The Smartphone Wars: Episode I

It's like the Jets and the Sharks... just without the unfortunate deaths of wayward teenagers.
It's like the Jets and the Sharks... just without the unfortunate deaths of wayward teenagers.

The Great Smartphone War is upon us.

Last week, Verizon launched it's new iPhone killer, the Motorola Droid. The Droid is powered by the newest incarnation of Google's smartphone operating system, Android. And by the look of Verizon's accompanying marketing campaign, the iPhone and AT&T's 3G network are squarely it's sights. That makes this a tag-team clash of tech titans.

In one corner, AT&T and Apple. In the other, Verizon and Google. Four corporate giants in a battle for smartphone supremacy. That can only mean one thing... big-spend, smack-talk advertising. Verizon leveled the first few shots across the iPhone's slick glassy bow, and we'll get to that in a moment, but first, some context.

Setting the Stage

If you haven't seen an ad for the iPhone (or it's ubiquitous App Store), then you've been living under a rock for the past two years. Since it's launch in June 2007, the iPhone's presence has been clean, friendly and consistent... completely in keeping with the Apple brand.

Since the iPhone was the first in a new generation of smart, handheld computers, the first spots were feature-based.

httpv://www.youtube.com/watch?v=4acWkNihaxc

httpv://www.youtube.com/watch?v=ldjHqHC6szA

Increased competition in the smartphone category accompanied by the industry-wide adoption of the main features of the iPhone (large touchscreen displays, navigation applications, email-at-your fingertips) has led Apple to evolve it's marketing strategy. Apple's focus for the past year has been selling the iPhone's best feature: the App Store.

httpv://www.youtube.com/watch?v=szrsfeyLzyg

httpv://www.youtube.com/watch?v=hny-G-0nUBM

As of November 7, 2009, the App Store had made over 100,000 applications available to it's customers. It will take some time before any of the iPhone's competitors get anywhere close to that number, making the App Store the iPhone's best point of differentiation in an increasingly crowded marketplace.

Opening Salvos

This brings us to Droid. Verizon has decided to go right at AT&T's pretty boy. First, it sprinkled a dash of salt in the open wound that is AT&T's much criticized 3G network.

httpv://www.youtube.com/watch?v=YCbYTrYD5y8

This is such a sore spot for AT&T that it has taken Verizon to court over the ad's validity. Big Red shrugged it off and hit AT&T again, this time placing the iPhone on the Island of Misfit Toys. Can't you feel that holiday cheer?

httpv://www.youtube.com/watch?v=O30bXECD36I

Verizon's Motorola Droid marketing has taken an equally hard line at the iPhone's spec sheet. First came this cryptic ad suggesting everything iDon't, Droid Does.

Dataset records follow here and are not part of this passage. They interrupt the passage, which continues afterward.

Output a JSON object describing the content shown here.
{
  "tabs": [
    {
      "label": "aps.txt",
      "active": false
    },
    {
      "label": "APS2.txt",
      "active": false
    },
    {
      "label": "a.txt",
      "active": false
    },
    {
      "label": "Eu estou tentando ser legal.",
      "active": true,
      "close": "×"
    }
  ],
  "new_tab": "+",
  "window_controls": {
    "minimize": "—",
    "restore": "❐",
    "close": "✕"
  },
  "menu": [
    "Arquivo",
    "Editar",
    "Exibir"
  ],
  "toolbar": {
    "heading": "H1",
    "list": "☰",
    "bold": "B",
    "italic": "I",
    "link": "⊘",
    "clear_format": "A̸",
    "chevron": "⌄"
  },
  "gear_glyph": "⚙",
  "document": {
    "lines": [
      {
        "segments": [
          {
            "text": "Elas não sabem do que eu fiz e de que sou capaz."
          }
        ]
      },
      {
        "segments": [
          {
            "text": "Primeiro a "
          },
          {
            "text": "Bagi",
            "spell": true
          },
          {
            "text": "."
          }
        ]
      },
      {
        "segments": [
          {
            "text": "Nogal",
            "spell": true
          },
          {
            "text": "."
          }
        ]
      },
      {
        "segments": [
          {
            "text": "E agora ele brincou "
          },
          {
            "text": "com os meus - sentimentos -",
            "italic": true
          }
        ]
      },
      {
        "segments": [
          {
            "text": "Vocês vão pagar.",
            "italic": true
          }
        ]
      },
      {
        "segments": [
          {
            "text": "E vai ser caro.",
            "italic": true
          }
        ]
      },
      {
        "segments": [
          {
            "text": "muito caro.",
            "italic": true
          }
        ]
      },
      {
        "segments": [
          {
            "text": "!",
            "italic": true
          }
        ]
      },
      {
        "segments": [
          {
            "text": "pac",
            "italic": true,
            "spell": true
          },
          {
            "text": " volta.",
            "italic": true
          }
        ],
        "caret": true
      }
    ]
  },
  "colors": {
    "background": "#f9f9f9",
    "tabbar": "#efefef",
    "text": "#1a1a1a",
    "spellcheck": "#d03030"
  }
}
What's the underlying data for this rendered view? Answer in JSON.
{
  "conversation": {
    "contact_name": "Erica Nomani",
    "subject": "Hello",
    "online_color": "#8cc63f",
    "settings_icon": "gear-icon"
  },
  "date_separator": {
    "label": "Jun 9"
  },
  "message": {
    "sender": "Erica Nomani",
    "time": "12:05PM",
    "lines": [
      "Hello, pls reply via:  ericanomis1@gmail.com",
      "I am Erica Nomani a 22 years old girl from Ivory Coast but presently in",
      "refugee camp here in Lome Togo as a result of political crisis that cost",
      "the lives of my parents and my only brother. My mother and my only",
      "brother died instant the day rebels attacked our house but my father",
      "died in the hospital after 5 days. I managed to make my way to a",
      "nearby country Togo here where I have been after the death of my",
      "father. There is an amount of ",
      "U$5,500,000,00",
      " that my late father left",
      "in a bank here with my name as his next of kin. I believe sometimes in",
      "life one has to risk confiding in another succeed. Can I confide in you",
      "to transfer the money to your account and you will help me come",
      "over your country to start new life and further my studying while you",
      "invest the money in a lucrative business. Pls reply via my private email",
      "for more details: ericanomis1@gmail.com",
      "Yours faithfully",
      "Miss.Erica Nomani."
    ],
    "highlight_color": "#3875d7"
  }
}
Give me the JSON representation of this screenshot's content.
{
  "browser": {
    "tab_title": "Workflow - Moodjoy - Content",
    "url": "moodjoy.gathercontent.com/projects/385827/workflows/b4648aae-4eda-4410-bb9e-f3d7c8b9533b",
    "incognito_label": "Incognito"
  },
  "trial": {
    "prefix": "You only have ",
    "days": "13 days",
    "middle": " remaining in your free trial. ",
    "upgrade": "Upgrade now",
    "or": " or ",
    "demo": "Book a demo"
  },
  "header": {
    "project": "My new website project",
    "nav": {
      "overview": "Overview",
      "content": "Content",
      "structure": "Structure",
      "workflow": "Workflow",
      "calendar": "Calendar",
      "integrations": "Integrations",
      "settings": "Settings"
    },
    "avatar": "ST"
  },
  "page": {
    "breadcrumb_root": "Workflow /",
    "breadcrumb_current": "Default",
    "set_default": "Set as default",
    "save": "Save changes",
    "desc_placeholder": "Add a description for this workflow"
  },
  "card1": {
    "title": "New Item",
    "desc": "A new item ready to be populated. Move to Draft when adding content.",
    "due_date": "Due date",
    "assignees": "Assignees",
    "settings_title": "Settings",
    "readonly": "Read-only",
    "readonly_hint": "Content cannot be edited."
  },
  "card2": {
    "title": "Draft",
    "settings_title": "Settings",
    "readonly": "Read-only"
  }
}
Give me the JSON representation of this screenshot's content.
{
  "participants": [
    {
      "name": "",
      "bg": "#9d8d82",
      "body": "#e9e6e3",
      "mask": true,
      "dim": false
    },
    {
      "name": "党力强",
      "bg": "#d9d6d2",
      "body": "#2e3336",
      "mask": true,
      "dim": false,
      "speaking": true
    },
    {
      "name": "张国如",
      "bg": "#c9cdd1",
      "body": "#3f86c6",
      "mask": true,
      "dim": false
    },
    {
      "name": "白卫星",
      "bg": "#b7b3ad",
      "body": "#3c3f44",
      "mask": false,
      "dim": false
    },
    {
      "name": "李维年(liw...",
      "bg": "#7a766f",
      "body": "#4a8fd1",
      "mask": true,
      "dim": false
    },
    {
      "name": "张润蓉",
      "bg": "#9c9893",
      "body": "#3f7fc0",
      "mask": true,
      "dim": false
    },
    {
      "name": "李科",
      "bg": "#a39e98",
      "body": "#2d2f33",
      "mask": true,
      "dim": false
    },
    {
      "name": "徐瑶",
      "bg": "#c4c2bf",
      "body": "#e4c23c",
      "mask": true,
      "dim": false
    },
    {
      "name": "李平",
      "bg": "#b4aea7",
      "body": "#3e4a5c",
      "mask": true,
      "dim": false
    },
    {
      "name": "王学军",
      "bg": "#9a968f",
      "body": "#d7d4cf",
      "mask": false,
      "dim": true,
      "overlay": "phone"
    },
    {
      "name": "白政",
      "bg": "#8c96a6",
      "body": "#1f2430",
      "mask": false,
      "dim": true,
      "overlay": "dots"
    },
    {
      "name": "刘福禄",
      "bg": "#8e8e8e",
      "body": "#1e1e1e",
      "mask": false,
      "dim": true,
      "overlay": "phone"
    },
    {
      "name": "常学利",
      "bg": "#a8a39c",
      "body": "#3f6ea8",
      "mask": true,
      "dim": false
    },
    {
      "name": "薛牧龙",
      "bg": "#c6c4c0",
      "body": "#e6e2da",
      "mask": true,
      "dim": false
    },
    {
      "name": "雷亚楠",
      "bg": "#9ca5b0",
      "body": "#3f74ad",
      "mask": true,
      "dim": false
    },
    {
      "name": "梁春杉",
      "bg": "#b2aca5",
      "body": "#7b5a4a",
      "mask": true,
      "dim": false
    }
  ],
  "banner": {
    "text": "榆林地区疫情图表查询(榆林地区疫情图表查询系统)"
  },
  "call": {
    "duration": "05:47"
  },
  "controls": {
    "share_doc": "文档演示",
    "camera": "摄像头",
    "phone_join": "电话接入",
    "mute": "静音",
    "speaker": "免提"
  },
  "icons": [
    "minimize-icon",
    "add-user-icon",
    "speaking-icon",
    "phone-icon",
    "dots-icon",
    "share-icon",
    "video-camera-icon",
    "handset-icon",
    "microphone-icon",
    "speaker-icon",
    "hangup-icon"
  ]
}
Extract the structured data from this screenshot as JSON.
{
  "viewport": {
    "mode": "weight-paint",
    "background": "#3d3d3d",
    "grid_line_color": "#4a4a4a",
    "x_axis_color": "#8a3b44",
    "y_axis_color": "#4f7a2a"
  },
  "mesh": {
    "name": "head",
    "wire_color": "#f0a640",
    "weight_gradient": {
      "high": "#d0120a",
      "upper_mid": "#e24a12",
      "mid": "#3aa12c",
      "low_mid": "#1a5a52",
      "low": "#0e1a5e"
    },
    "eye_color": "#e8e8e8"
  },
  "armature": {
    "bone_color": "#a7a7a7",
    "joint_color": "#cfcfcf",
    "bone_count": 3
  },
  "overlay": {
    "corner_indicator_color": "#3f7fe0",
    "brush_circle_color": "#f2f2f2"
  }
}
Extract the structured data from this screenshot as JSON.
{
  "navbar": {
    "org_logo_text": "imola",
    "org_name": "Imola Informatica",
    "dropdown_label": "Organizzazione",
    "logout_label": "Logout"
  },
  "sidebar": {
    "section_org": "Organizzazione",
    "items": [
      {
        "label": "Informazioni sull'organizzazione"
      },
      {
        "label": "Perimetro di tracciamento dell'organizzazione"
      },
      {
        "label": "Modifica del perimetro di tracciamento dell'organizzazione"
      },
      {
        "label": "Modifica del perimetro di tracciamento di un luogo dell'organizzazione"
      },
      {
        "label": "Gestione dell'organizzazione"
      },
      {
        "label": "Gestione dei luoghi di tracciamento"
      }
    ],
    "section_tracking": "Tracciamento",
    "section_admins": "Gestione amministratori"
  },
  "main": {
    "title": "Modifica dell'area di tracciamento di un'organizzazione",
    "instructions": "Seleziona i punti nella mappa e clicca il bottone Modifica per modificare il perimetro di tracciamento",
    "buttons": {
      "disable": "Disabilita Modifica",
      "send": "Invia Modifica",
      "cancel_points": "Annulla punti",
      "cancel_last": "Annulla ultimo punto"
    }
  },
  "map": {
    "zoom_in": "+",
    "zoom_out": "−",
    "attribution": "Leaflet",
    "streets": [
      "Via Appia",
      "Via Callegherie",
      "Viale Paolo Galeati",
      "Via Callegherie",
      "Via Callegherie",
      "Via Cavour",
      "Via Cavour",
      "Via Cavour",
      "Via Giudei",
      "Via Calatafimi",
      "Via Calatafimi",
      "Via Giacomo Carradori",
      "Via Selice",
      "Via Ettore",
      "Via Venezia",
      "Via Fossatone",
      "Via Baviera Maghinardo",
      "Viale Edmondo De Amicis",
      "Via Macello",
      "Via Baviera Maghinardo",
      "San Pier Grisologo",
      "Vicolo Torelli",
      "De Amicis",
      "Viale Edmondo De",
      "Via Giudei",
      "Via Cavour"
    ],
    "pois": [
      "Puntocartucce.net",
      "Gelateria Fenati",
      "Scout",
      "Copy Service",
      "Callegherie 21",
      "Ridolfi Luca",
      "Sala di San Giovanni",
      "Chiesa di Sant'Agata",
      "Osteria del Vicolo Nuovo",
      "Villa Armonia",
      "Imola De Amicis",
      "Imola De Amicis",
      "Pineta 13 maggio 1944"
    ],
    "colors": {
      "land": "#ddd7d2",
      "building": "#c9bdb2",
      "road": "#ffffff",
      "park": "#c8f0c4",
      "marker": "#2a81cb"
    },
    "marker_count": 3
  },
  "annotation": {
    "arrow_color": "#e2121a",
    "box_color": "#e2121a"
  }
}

httpv://www.youtube.com/watch?v=dPYM-XTqcec

Next up, a big-budget, special-effects driven spot announcing the landing of Droid.

httpv://www.youtube.com/watch?v=Oboklt7rW0o

Finally, Verizon has rolled out a series of ads demonstrating a few of Droid's features, and unlike the iPhone marketing, these spots are gritty, assertive and very scifi.

httpv://www.youtube.com/watch?v=Kc9e67Lxuh0

httpv://www.youtube.com/watch?v=Jn8jfXHNcfk

With Droid, Verizon has taken a marketing position the polar opposite of Apple's. Motorola Droid is the "masculine" phone, aggressively pointing out the defects in its competition, while matter-of-factly trumpeting its own bona fides. There's a certain unapologetic quality to this first raft of spots. Droid is not looking to be your friend. It's looking for you to be it's master.

Meanwhile, Apple continues to remind you "there's an app for that," and hasn't yet acknowledged the loud, salivating blow-hard yelling from the back-row.*

At this point, the ball is in Apple's court. I doubt Mr. Jobs and his Apple army will stand long for this kind patronizing tone. Time will tell what kind of bombs will be thrown in Verizon's (and Google's) direction, but we're in for a heck of a show.

* Interestingly, Apple is usually in the position Droid now occupies. The past few years have brought us a steady diet of snarky "I'm a PC/I'm a Mac" television spots in which Apple disparages Microsoft. It must be uncomfortable to see your own plays being used against you.